**What needs to be done**.
Output every entry exactly as it appears.

^^^^^^^^

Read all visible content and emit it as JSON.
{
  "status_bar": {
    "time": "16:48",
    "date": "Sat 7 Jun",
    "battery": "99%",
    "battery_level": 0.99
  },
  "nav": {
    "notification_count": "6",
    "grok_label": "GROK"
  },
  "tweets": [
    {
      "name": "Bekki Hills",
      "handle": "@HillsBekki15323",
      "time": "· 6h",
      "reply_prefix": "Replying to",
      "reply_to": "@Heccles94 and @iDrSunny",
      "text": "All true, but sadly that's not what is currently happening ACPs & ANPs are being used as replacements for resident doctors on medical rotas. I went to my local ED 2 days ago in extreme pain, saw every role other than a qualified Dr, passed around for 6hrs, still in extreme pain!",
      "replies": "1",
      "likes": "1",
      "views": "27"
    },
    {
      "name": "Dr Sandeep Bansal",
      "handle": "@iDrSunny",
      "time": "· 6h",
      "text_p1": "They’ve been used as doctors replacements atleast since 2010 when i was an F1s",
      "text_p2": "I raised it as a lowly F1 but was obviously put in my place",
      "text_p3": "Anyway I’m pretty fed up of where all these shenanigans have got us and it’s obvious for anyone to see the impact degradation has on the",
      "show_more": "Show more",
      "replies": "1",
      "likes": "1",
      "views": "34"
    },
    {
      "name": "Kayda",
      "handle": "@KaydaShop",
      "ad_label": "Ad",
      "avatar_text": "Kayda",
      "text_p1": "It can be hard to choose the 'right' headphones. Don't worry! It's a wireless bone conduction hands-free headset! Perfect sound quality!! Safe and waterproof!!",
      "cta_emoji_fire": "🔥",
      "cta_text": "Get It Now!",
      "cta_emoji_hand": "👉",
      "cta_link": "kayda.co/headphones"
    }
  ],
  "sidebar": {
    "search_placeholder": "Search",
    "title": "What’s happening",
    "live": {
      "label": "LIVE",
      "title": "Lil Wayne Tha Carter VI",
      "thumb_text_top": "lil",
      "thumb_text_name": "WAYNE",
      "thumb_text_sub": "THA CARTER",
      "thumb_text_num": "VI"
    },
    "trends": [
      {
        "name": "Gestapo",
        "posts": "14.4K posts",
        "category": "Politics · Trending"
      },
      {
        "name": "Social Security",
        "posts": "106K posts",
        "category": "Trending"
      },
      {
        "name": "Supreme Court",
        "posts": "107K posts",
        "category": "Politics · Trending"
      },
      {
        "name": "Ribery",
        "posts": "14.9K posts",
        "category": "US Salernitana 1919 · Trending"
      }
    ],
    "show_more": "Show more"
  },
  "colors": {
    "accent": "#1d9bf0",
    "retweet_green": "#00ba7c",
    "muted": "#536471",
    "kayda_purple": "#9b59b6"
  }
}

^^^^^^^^

**Result of this exercise**.
Read all visible content and emit it as JSON.
{
  "status_bar": {
    "time": "16:48",
    "date": "Sat 7 Jun",
    "battery": "99%",
    "battery_level": 0.99
  },
  "nav": {
    "notification_count": "6",
    "grok_label": "GROK"
  },
  "tweets": [
    {
      "name": "Bekki Hills",
      "handle": "@HillsBekki15323",
      "time": "· 6h",
      "reply_prefix": "Replying to",
      "reply_to": "@Heccles94 and @iDrSunny",
      "text": "All true, but sadly that's not what is currently happening ACPs & ANPs are being used as replacements for resident doctors on medical rotas. I went to my local ED 2 days ago in extreme pain, saw every role other than a qualified Dr, passed around for 6hrs, still in extreme pain!",
      "replies": "1",
      "likes": "1",
      "views": "27"
    },
    {
      "name": "Dr Sandeep Bansal",
      "handle": "@iDrSunny",
      "time": "· 6h",
      "text_p1": "They’ve been used as doctors replacements atleast since 2010 when i was an F1s",
      "text_p2": "I raised it as a lowly F1 but was obviously put in my place",
      "text_p3": "Anyway I’m pretty fed up of where all these shenanigans have got us and it’s obvious for anyone to see the impact degradation has on the",
      "show_more": "Show more",
      "replies": "1",
      "likes": "1",
      "views": "34"
    },
    {
      "name": "Kayda",
      "handle": "@KaydaShop",
      "ad_label": "Ad",
      "avatar_text": "Kayda",
      "text_p1": "It can be hard to choose the 'right' headphones. Don't worry! It's a wireless bone conduction hands-free headset! Perfect sound quality!! Safe and waterproof!!",
      "cta_emoji_fire": "🔥",
      "cta_text": "Get It Now!",
      "cta_emoji_hand": "👉",
      "cta_link": "kayda.co/headphones"
    }
  ],
  "sidebar": {
    "search_placeholder": "Search",
    "title": "What’s happening",
    "live": {
      "label": "LIVE",
      "title": "Lil Wayne Tha Carter VI",
      "thumb_text_top": "lil",
      "thumb_text_name": "WAYNE",
      "thumb_text_sub": "THA CARTER",
      "thumb_text_num": "VI"
    },
    "trends": [
      {
        "name": "Gestapo",
        "posts": "14.4K posts",
        "category": "Politics · Trending"
      },
      {
        "name": "Social Security",
        "posts": "106K posts",
        "category": "Trending"
      },
      {
        "name": "Supreme Court",
        "posts": "107K posts",
        "category": "Politics · Trending"
      },
      {
        "name": "Ribery",
        "posts": "14.9K posts",
        "category": "US Salernitana 1919 · Trending"
      }
    ],
    "show_more": "Show more"
  },
  "colors": {
    "accent": "#1d9bf0",
    "retweet_green": "#00ba7c",
    "muted": "#536471",
    "kayda_purple": "#9b59b6"
  }
}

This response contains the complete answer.